Story aside, how you really progress through the game’s quest mode is by doing exactly what you’ve done in previous Guitar Hero games, playing your instrument of choice through enough songs to complete each chapter, move onâ€¦repeat. There are a few kinks thrown in to put a few blurbs on the back of the box, like the boss battles, special powers and a seemingly random rendition of Rush’s 2112, but they do little to add to, or detract from the Guitar Hero formula, it just is.
Warrior’s of Rock’s track list harkens back to the older days of the series with a more hard rock flavored repertoire. Look, it’s not that I’m dogging playing some of the mainstream and poppy acts of recent editions of the game, they just weren’t as fun to play. Still though, the set list isn’t without its fair share of problems though, chief among them that the game splits up the list by character this time, which in turn breaks up the track list by genre. Don’t like death metal? You’re going to hate an entire section of the game. The same goes for merely every genre of rock. At least when the songs were divided up by difficulty you could lay claim to at least liking one of the songs in a section.
While playing through Warrior’s of Rock’s set list, you can’t help but get the feeling that the developers seem to be scraping the bottom of the barrel when it comes to track selection. Terrible live versions of ZZ Top songs covered by Metallica? No thanks. Especially not when the original song was in one of the previous games and was so fun to play.

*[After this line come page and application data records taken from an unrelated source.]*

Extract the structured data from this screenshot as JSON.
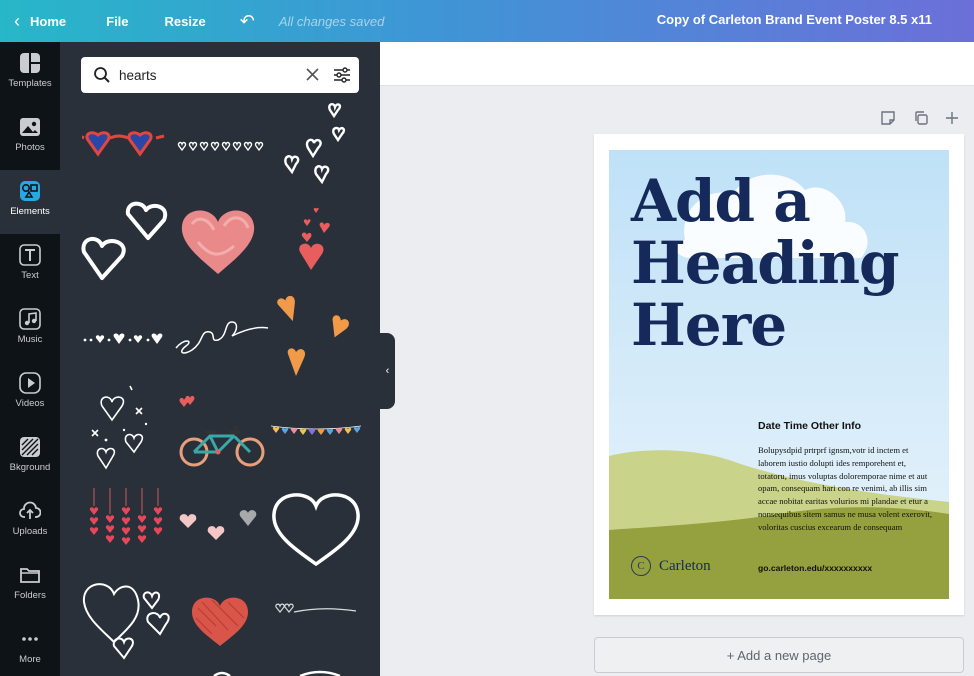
{
  "topbar": {
    "home_label": "Home",
    "file_label": "File",
    "resize_label": "Resize",
    "undo_icon": "undo-icon",
    "saved_status": "All changes saved",
    "document_title": "Copy of Carleton Brand Event Poster 8.5 x11"
  },
  "leftnav": {
    "items": [
      {
        "label": "Templates",
        "icon": "templates-icon"
      },
      {
        "label": "Photos",
        "icon": "photos-icon"
      },
      {
        "label": "Elements",
        "icon": "elements-icon"
      },
      {
        "label": "Text",
        "icon": "text-icon"
      },
      {
        "label": "Music",
        "icon": "music-icon"
      },
      {
        "label": "Videos",
        "icon": "videos-icon"
      },
      {
        "label": "Bkground",
        "icon": "background-icon"
      },
      {
        "label": "Uploads",
        "icon": "uploads-icon"
      },
      {
        "label": "Folders",
        "icon": "folders-icon"
      },
      {
        "label": "More",
        "icon": "more-icon"
      }
    ],
    "active": "Elements"
  },
  "panel": {
    "search": {
      "value": "hearts"
    },
    "results": [
      "heart-sunglasses",
      "row-of-small-hearts",
      "scattered-outline-hearts",
      "double-outline-hearts",
      "pink-painted-heart",
      "cluster-red-hearts",
      "dotted-heart-line",
      "heart-swirl-line",
      "orange-floating-hearts",
      "sparkle-outline-hearts",
      "tandem-bike-hearts",
      "colorful-heart-bunting",
      "hanging-heart-strings",
      "pink-grey-hearts",
      "big-outline-heart",
      "stacked-outline-hearts",
      "red-scribble-heart",
      "heart-line-divider"
    ]
  },
  "canvas": {
    "heading": [
      "Add a",
      "Heading",
      "Here"
    ],
    "info_title": "Date Time Other Info",
    "info_body": "Bolupysdpid prtrprf ignsm,votr id inctem et laborem iustio dolupti ides remporehent et, totatoru, imus voluptas doloremporae nime et aut opam, consequam hari con re venimi, ab illis sim accae nobitat earitas volurios mi plandae et etur a nonsequibus sitem samus ne musa volent exerovit, voloritas cuscius excearum de consequam",
    "brand_name": "Carleton",
    "brand_seal": "C",
    "url": "go.carleton.edu/xxxxxxxxxx",
    "colors": {
      "sky_top": "#bfe1f7",
      "sky_bottom": "#eaf4fb",
      "hill_light": "#c9d38a",
      "hill_dark": "#95a03e",
      "heading": "#15295a"
    }
  },
  "add_page_label": "+ Add a new page"
}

It’s almost as if the developers were hoping that gamers would rekindle their love for these classic set list hits in order to look over how boring these versions are to play.
Much of Warrior’s of Rock feels like a stretch to appeal to someoneâ€¦anyone. In the process though, the developers throw so many rock clich©s and standards in that the game loses any sense of identity. As mentioned above, the quest mode is narrated by Gene Simmons (along with a bit from RUSH) but there’s a segment where you play through such historic punk venues as CBGB and OMFUG. Yes, I get the cultural importance of the venues to the world of rock music, but it just doesn’t fit here in a game filled with heavy rock and big budget shows. It feels much like a loud cry from the developers to stay relevant. It’s the video game equivalent of your parents suddenly showing up in a Ramones t-shirt so you’d still think they were cool.
The new guitar for Warrior’s of Rock is just as reliable as you’d expect a plastic peripheral to be, but here — the sides split off to formâ€¦an actual axe. It’s a cool ascetic, but it’s just that, and serves literally no valuable in game purpose. Curiously enough, the guitar features no touch pad, as made famous in Guitar Hero: World Tour, though several of the songs feature sequences built specifically for it. It almost makes players use older guitars when playing the game if they’re available.
Guitar Hero made its debut in the Fall of 2005, and has since seen more than 13 different iterations and spin-offs — that’s more than two different games every year. Once the most important game to the video game industry, the series has become stagnant and needs an obvious reimagining. My advice to Activision? Take a step back, take a year or two off without releasing a Guitar Hero game because it’s games like this that remind us why Rock Band is so good.